==== Exercise input
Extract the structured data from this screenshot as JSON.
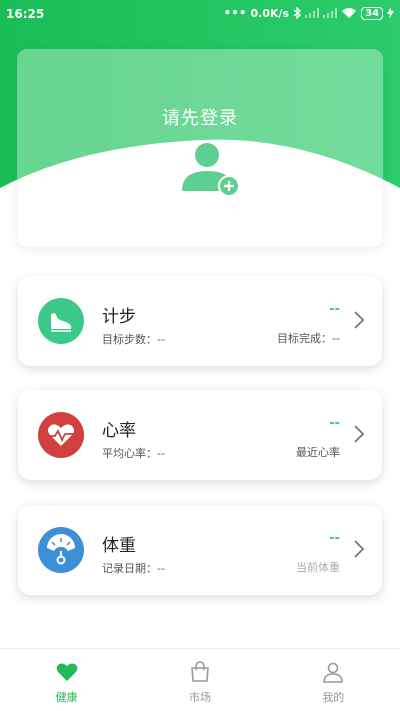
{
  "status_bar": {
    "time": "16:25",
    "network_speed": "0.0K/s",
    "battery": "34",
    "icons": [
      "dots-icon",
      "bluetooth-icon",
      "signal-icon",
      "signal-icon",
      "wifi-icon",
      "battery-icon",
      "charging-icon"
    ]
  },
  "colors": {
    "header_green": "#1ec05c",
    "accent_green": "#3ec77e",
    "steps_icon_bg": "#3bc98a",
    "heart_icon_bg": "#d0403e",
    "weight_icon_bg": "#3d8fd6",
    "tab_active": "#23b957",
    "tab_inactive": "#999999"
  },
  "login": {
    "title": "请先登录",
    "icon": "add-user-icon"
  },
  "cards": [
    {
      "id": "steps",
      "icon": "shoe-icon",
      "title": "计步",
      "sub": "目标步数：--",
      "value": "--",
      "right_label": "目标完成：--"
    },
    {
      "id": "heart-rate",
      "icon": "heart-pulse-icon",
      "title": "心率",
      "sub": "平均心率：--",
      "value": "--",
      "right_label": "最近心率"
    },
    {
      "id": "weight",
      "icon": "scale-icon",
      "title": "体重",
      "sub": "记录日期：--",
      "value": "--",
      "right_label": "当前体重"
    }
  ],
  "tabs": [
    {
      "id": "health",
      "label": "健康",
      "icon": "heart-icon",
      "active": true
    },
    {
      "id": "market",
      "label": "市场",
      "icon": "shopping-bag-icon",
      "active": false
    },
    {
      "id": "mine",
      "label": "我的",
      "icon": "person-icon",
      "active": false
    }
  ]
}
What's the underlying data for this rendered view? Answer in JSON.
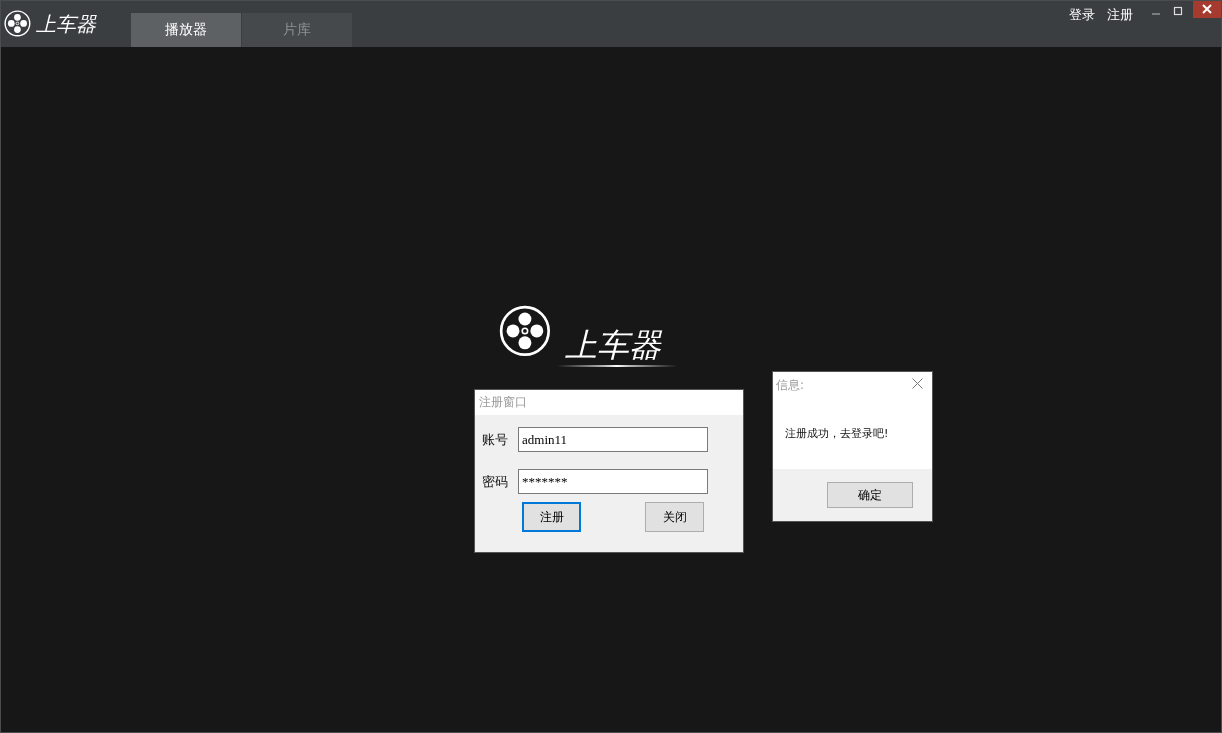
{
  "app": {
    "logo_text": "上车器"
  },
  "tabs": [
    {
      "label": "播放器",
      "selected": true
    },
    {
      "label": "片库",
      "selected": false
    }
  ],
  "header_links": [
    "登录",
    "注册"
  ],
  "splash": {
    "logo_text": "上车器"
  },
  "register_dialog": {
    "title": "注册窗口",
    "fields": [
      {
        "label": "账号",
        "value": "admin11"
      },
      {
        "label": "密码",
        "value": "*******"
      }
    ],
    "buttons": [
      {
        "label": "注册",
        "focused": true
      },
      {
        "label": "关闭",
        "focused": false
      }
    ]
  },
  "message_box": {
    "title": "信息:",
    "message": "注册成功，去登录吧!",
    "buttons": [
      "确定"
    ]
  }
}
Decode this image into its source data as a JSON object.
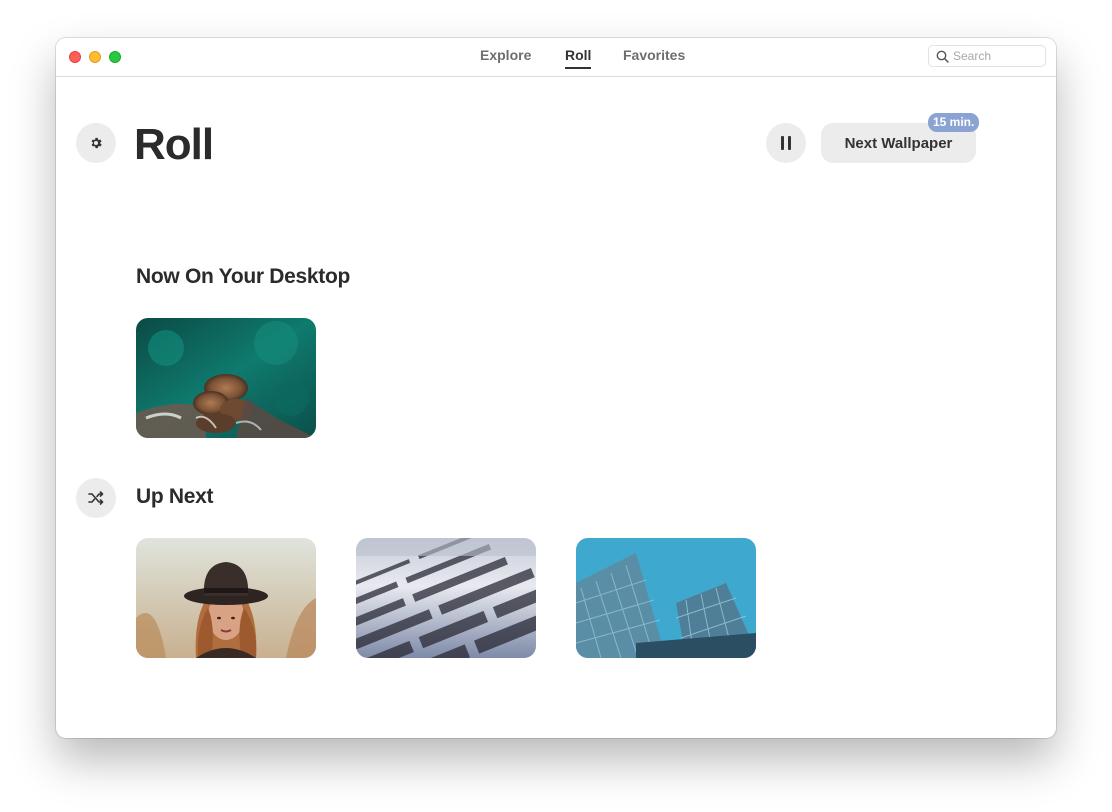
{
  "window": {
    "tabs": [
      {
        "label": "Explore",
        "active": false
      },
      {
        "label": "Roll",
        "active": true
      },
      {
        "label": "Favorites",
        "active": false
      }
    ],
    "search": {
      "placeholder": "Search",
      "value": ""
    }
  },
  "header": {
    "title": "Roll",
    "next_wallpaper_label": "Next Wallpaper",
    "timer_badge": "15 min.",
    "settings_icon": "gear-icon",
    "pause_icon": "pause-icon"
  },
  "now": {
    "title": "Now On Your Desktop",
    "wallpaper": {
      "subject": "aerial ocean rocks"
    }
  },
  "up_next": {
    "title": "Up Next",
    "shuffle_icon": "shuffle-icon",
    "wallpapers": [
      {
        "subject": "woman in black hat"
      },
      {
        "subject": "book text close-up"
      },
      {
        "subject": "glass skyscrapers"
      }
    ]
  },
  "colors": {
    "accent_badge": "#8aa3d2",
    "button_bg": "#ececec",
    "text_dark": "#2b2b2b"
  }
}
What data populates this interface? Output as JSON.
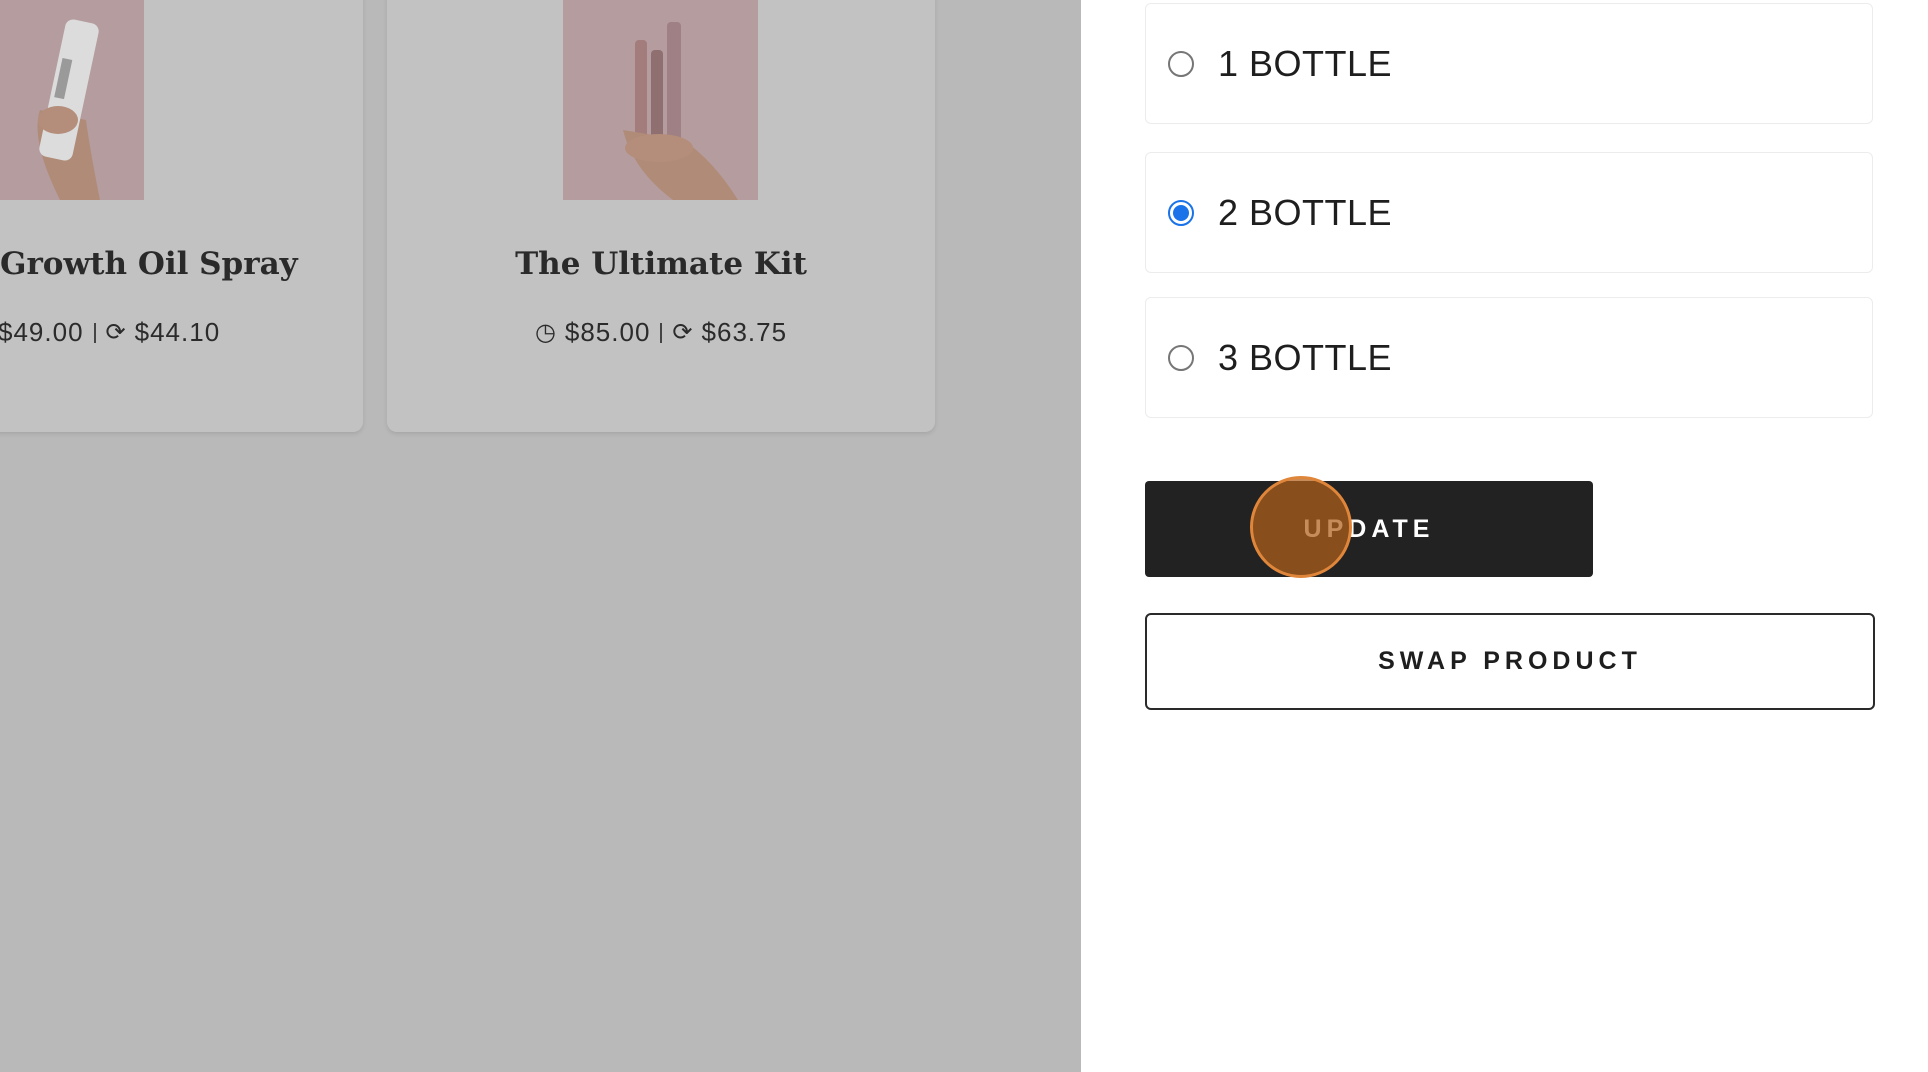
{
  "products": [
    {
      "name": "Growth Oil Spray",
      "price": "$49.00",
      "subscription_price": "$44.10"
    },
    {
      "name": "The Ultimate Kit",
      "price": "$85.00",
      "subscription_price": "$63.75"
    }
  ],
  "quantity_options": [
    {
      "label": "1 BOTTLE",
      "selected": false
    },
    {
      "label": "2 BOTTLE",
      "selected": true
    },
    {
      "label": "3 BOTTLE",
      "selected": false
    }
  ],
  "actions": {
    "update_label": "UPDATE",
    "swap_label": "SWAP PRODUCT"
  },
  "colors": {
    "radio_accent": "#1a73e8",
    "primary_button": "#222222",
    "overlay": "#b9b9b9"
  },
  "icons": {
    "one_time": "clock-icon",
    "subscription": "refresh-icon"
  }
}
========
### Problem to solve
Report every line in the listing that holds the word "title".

### Answer box
    "title": "请先登录",
      "title": "计步",
      "title": "心率",
      "title": "体重",
    "title": "注册窗口",
    "title": "信息:",
    "title": "Roll",
    "title": "Now On Your Desktop",
    "title": "Up Next",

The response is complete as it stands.